In this example, the business knows that 90% of their users are on Android devices and they use Facebook to acquire new customers. Knowing these two pieces of data allows them to make an informed decision about where best to expand based off-the user base sizes alone – should you double down in your efforts with one platform or look elsewhere?
It’s important to have data-driven applications so that you can learn from your users and improve the product. This guide provides some great examples of how analytics could look in digital products and services.
|DATA TO CAPTURE||USER DATA||WHAT ARE USERS DOING|
|Time of Day||x|
|Active Daily Users||x|
|Revenue per User||x|
What tools should you employ with this analytics strategy?
You can’t get a holistic view of your application with just one analytics tool, but if you want operational flexibility post launch and mobile app space where changes go through store submittal processes for approval; then it’s important to use multiple tools.
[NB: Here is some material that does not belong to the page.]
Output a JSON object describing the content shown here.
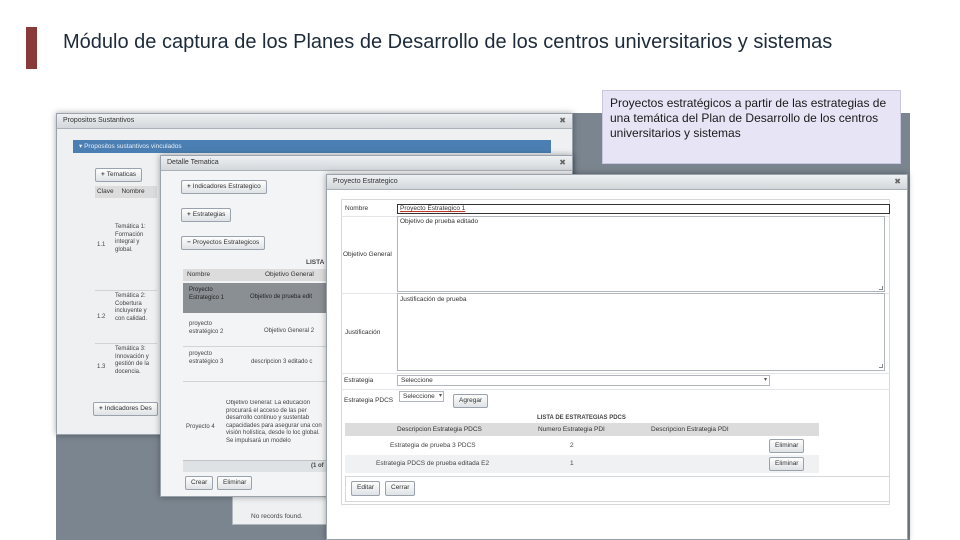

Combining these categories – namely analytics, abstraction as well as service quality– will give users everything they need when designing their next big idea!
Analytics packages are an integral part of understanding your user data. When choosing which analytics package is right for you, there are plenty of factors that go into selecting the perfect one including what kind or application platform it will be used on, and within a single vendor’s offerings they may offer multiple solutions so make sure not only do these matches up but also have features tailored specifically towards how this particular type business operates.
The two most popular analytics packages are Google Analytics for Firebase and Google’s own native app.
Google Analytics for Firebase
Google Analytics for Firebase is a great solution if you want to know how people are interacting with your mobile application. It still uses Google’s core analytics, but it’s exposed as an event-based model that aligns better with real-world use cases of applications on phones or tablets. The free service has unlimited usage limits though so make sure not to get too excited just yet about those high numbers flooding into their system every day…
Google Analytics 4
Google Analytics 4 is a robust analytics platform that still maintains its classic approach to page views. It’s got an intuitive and easy-to-use free tier as well as paid plans for more advanced features.
With a tag management system, you can make adjustments to your analytics without requiring an app update in the field. A TMS is helpful if after releasing our application we collect more data points or format them differently than before drawing advanced correlations that may interest us later on – this way they will still be accessible through one platform.
It’s important to consider using a TMS if you haven’t already. A lot of the vendors offer Google Tag Manager with Adobe Analytics and vice versa, which can be useful because it means less clutter in your analytics solution!
Quality of service
With a TMS and robust analytics implementation, you’ll find these data points do not provide the same insights your engineering team needs to diagnose issues faced by users. This leaves us with one final tool in our MVA arsenal: Quality-of service measurement! For mobile apps, this can be done through Crashlytics or Instabug while for web traffic we recommend Airbrake & Uptrends together to provide an easy way of tracking QOS information.
What do you need to know about user privacy and data usage?
Analytics should be used to improve the user experience, but it’s important that you take privacy into consideration. iOS devices require users’ permission before tracking them across apps and websites owned by other companies while Android isn’t far behind with its own set of requirements for analytics collection on your platform – make sure all these policies match up properly or risk facing some serious consequences
What are the benefits of utilizing software analytics?
Successful software products must adapt to a constantly shifting marketplace. The best way of adapting is by having an MVA approach that will create direct lines between you and your customers, providing analytics data on user behaviors as well as tag managers for real-time changes made around what they collect while also allowing developers access QOS metrics so that any disruptions can be troubleshot quickly in order make the app hit big time.